### What is being asked
Write out exactly the lines that run from the one containing "Parse this screenshot: output" to the end of the entries below, with both end lines included.

### Provided data
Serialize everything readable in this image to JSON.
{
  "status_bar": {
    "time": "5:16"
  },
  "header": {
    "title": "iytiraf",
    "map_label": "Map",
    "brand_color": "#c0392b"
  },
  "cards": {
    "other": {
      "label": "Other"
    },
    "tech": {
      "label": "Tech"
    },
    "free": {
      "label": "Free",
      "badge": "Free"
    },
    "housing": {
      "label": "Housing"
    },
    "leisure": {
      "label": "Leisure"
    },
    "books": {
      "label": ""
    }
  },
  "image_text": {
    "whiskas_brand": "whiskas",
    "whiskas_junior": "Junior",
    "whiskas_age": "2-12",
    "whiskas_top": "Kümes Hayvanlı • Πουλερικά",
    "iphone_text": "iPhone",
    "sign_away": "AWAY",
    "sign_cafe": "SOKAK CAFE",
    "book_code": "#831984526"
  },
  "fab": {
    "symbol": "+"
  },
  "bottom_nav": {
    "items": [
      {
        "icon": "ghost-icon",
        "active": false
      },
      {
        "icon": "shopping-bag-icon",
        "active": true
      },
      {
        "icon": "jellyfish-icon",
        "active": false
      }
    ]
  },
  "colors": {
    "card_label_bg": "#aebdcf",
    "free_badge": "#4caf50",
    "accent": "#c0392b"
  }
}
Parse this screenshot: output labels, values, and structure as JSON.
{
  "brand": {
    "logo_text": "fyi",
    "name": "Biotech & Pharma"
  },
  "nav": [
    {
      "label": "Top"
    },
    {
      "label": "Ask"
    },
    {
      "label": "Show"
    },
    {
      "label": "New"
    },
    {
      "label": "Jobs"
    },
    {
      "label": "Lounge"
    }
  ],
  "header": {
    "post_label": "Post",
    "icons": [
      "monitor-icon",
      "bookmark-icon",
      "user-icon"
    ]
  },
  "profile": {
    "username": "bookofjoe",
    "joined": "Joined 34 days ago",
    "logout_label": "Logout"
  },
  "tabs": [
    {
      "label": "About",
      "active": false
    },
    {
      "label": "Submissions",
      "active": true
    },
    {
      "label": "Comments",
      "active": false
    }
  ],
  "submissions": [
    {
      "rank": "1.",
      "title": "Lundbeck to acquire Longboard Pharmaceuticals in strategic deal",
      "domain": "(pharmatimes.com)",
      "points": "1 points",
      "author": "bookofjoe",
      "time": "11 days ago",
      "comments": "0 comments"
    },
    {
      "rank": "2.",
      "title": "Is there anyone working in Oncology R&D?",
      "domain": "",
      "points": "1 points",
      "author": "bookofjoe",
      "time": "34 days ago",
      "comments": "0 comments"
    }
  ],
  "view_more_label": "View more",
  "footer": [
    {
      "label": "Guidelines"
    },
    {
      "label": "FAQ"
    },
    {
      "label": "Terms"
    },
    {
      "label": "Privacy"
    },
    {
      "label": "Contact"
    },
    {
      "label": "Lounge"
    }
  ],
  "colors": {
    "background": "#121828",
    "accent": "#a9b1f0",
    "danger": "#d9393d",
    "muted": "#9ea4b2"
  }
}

### Answer to the problem
Parse this screenshot: output labels, values, and structure as JSON.
{
  "brand": {
    "logo_text": "fyi",
    "name": "Biotech & Pharma"
  },
  "nav": [
    {
      "label": "Top"
    },
    {
      "label": "Ask"
    },
    {
      "label": "Show"
    },
    {
      "label": "New"
    },
    {
      "label": "Jobs"
    },
    {
      "label": "Lounge"
    }
  ],
  "header": {
    "post_label": "Post",
    "icons": [
      "monitor-icon",
      "bookmark-icon",
      "user-icon"
    ]
  },
  "profile": {
    "username": "bookofjoe",
    "joined": "Joined 34 days ago",
    "logout_label": "Logout"
  },
  "tabs": [
    {
      "label": "About",
      "active": false
    },
    {
      "label": "Submissions",
      "active": true
    },
    {
      "label": "Comments",
      "active": false
    }
  ],
  "submissions": [
    {
      "rank": "1.",
      "title": "Lundbeck to acquire Longboard Pharmaceuticals in strategic deal",
      "domain": "(pharmatimes.com)",
      "points": "1 points",
      "author": "bookofjoe",
      "time": "11 days ago",
      "comments": "0 comments"
    },
    {
      "rank": "2.",
      "title": "Is there anyone working in Oncology R&D?",
      "domain": "",
      "points": "1 points",
      "author": "bookofjoe",
      "time": "34 days ago",
      "comments": "0 comments"
    }
  ],
  "view_more_label": "View more",
  "footer": [
    {
      "label": "Guidelines"
    },
    {
      "label": "FAQ"
    },
    {
      "label": "Terms"
    },
    {
      "label": "Privacy"
    },
    {
      "label": "Contact"
    },
    {
      "label": "Lounge"
    }
  ],
  "colors": {
    "background": "#121828",
    "accent": "#a9b1f0",
    "danger": "#d9393d",
    "muted": "#9ea4b2"
  }
}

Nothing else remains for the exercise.